Most people take parking garages for granted. They expect them when they arrive at the office or the mall and don’t think about them again after they park their car. Parking structures fulfill the task of fitting many spaces onto a small footprint, making life easier for tenants, guests and nearby businesses.
Despite their ubiquity, construction of these structures can prove to be difficult, especially with the challenge of fitting a several-story-tall concrete building onto a tight construction site hemmed in by neighboring structures and busy roads — without causing logistical or safety problems.
“Putting up a new building is messy,” said Mahil Keval, product manager for PARC, the parking structure arm of prefabrication specialist Clark Pacific. “If you’re an owner, there is a lot you’ve got to think about, like ‘Who am I going to get to design this?’ and ‘Who am I going to get to build this?’ Plus, there are so many different phases and components involved in a construction project.”
Such was the dilemma in the construction of three new parking deck structures for the Coleman Highline mixed-use development in California, the most recent of which was completed in October. The site straddles the San Jose-Santa Clara border, but the challenges it presented were more substantial than mere lines on a map.

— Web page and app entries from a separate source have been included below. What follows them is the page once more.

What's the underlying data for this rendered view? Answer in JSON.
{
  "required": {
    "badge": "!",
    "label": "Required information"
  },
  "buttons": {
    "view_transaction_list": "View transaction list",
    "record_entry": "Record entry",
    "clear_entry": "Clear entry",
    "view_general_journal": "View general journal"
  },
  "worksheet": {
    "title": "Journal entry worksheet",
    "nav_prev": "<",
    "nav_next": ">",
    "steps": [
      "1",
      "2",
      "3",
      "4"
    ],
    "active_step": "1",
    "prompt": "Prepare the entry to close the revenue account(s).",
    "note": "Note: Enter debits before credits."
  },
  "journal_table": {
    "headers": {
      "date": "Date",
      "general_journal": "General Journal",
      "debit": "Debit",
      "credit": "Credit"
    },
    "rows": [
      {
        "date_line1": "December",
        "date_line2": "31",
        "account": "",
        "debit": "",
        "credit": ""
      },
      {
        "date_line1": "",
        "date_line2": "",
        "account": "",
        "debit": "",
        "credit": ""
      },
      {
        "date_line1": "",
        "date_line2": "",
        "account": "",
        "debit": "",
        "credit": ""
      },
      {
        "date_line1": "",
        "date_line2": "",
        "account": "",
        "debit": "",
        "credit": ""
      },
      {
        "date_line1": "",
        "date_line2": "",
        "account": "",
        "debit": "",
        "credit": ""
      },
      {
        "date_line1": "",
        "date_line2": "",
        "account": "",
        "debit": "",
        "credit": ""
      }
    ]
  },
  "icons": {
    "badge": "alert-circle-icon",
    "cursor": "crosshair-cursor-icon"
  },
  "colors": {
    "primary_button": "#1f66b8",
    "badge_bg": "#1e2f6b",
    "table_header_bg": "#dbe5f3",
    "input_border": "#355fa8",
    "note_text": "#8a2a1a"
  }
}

Rather than being conveniently located in a large vacant field with plenty of workroom, the three structures would share space with at least eight other buildings, including hotels, retail, 1,600 apartments, a Major League Soccer stadium and a nearby practice field. The 1.5M SF development is a hub of activity, and the challenge was to build 4,275 parking slots — with another 1,136 planned in a fourth building — without disrupting or endangering the tenants and residents.
Project owner Hunter Properties decided that a conventional approach, which could span multiple years and involve multiple work crews and hundreds of people on-site each day, was not practical.
Other concerns included the project budget and timeline. Keval explained that Clark Pacific addressed those concerns for Hunter Properties with a turnkey approach in which it designed, engineered, manufactured and installed the new buildings itself. The majority of the work was performed off-site at one of its three precast concrete manufacturing plants in the state, allowing one building to wrap construction in just nine months.
“We literally take the ‘messy’ off-site so that, ultimately, we’re manufacturing and delivering a set of prefabricated components directly to the site,” said Mickey Ankhelyi, PARC director of architecture. “And there’s not a lot of people out there on the job site because most of the work was done in the plant.”
Not surprisingly for a Northern California project, built-in infrastructure for electric vehicles was a priority for owner Hunter Properties. The newest and largest of the structures — standing five stories tall and spanning approximately 655K SF — includes charging stations for 130 EVs.
A rule of thumb for new parking structures is to dedicate 6% of slots to EV charging, Ankhelyi said, although clients or local jurisdictions might call for more. That is on top of the many other features that can be added inside and outside of the basic structure to customize it to the client’s needs.
He said Clark Pacific has manufactured parking facilities that range from bare-bones structures to amenity-rich garages for Class-A office buildings that might include a car wash/detailing station, dry cleaning drop-off and restrooms. Increasingly, these spaces aren’t just for motorized vehicles but include ample space for bicycle storage.
“We have one client where each of their parking structures has an amenity on the rooftop,” Ankhelyi said. “The very top floor of one is an athletic field with showers and locker rooms.”
Such amenities, he said, are easily incorporated into prefabricated parking structures. Exteriors, too, can be designed and installed to fit seamlessly with the look of the surrounding campus. For instance, one of the Coleman Highline buildings features exterior Corten steel accents to complement the office building it serves.
“Our parking structures essentially start as a pre-engineered chassis and what the exterior skin is, at the end of the day, can be anything,” Ankhelyi said. “You can do all sorts of things on the outside. But at the core, it is a pure rectangle, and it’s a very efficient design.”
The design-build approach, Keval noted, works best when there is close coordination between the client and the Clark Pacific team throughout the process, as was the case for the Coleman Highline buildings.
“We do our best work when we have control over all the variables, and the ideal scenario is where the owner is contracting with us directly and early,” Keval said. “When you rank our delivery versus a traditional design-build delivery from a cast-in-place competitor, we can be cost-competitive with those guys while delivering higher quality and a faster, more efficient garage. But the linchpin to it is that we need early involvement from the client, and we need them to make decisions early as well.”